Last month we wrote that “May could prove to be a good month to ‘go away.’” Indeed. Investors were rattled out of complacency — one might say unexpectedly, but such things are never expected. The S&P 500 Index ended the month down 8%, bringing the benchmark’s YTD performance to an unimpressive -2%.
Where we go from here is impossible to know. Significant problems remain in our world, but this is hardly anything new. Prior generations have dealt with even bigger problems, and the stock market has done just fine over the long term. As a result, we believe investors need to keep their perspective and their “cool.” Timing the market is almost always an exercise in futility.
The only market timing to which we subscribe is the one based on bottom-up idea availability. If ideas with strong downside protection and good upside potential are hard to find, it’s perfectly fine to hold a large cash position. However, when decent businesses are available at a discount to their liquidation values, the time may be right to be fully invested without worrying whether the market will have another leg down. Time has shown that Ben Graham-style investing works. A reason it has continued to work for many decades is that it is hard to do. Humans are not wired to invest in “troubled” companies, even if the troubles are temporary.
Take the massive oil spill in the U.S. Gulf of Mexico and the moratorium that has been put in place as a result. Does anyone really believe that the Gulf of Mexico will suddenly become off limits to oil and gas exploration? Will regulation really become that much more costly and burdensome, despite the best efforts of the energy industry lobby and the fact that once the news cycle moves on, legislators and regulators tend to move on, too? While we’re at it, does anyone really believe that the much-touted shale plays will usher in an era of unlimited supply of natural gas at prices that make it barely economical for companies to explore for gas?

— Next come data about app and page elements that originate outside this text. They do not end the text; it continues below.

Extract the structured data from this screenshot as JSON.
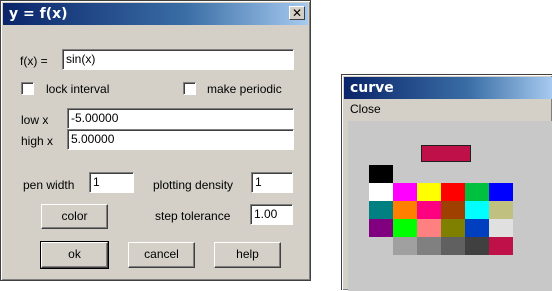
{
  "dialog": {
    "title": "y = f(x)",
    "close_glyph": "✕",
    "fx_label": "f(x) =",
    "fx_value": "sin(x)",
    "lock_interval_label": "lock interval",
    "make_periodic_label": "make periodic",
    "low_x_label": "low x",
    "low_x_value": "-5.00000",
    "high_x_label": "high x",
    "high_x_value": "5.00000",
    "pen_width_label": "pen width",
    "pen_width_value": "1",
    "plotting_density_label": "plotting density",
    "plotting_density_value": "1",
    "color_button": "color",
    "step_tolerance_label": "step tolerance",
    "step_tolerance_value": "1.00",
    "ok_button": "ok",
    "cancel_button": "cancel",
    "help_button": "help"
  },
  "curve_window": {
    "title": "curve",
    "menu_close": "Close",
    "selected_color": "#c0104a",
    "palette": [
      [
        "#000000",
        null,
        null,
        null,
        null,
        null
      ],
      [
        "#ffffff",
        "#ff00ff",
        "#ffff00",
        "#ff0000",
        "#00c040",
        "#0000ff"
      ],
      [
        "#008080",
        "#ff8000",
        "#ff0080",
        "#a04000",
        "#00ffff",
        "#c0c080"
      ],
      [
        "#800080",
        "#00ff00",
        "#ff8080",
        "#808000",
        "#0040c0",
        "#e0e0e0"
      ],
      [
        null,
        "#a0a0a0",
        "#808080",
        "#606060",
        "#404040",
        "#c0104a"
      ]
    ]
  }
}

The two companies featured in this issue may present interesting opportunities for investors willing to look beyond the headlines and toward a world that remains starved for energy. Emerging economies continue to demand increasing amounts of oil and gas, while true alternatives remain in their infancy. And with commodities in general looking more attractive vis-à-vis easily printed fiat currency, history may yet play out in way that puts this month's two featured companies among the beneficiaries rather than the victims. Did we mention the two companies are cheap?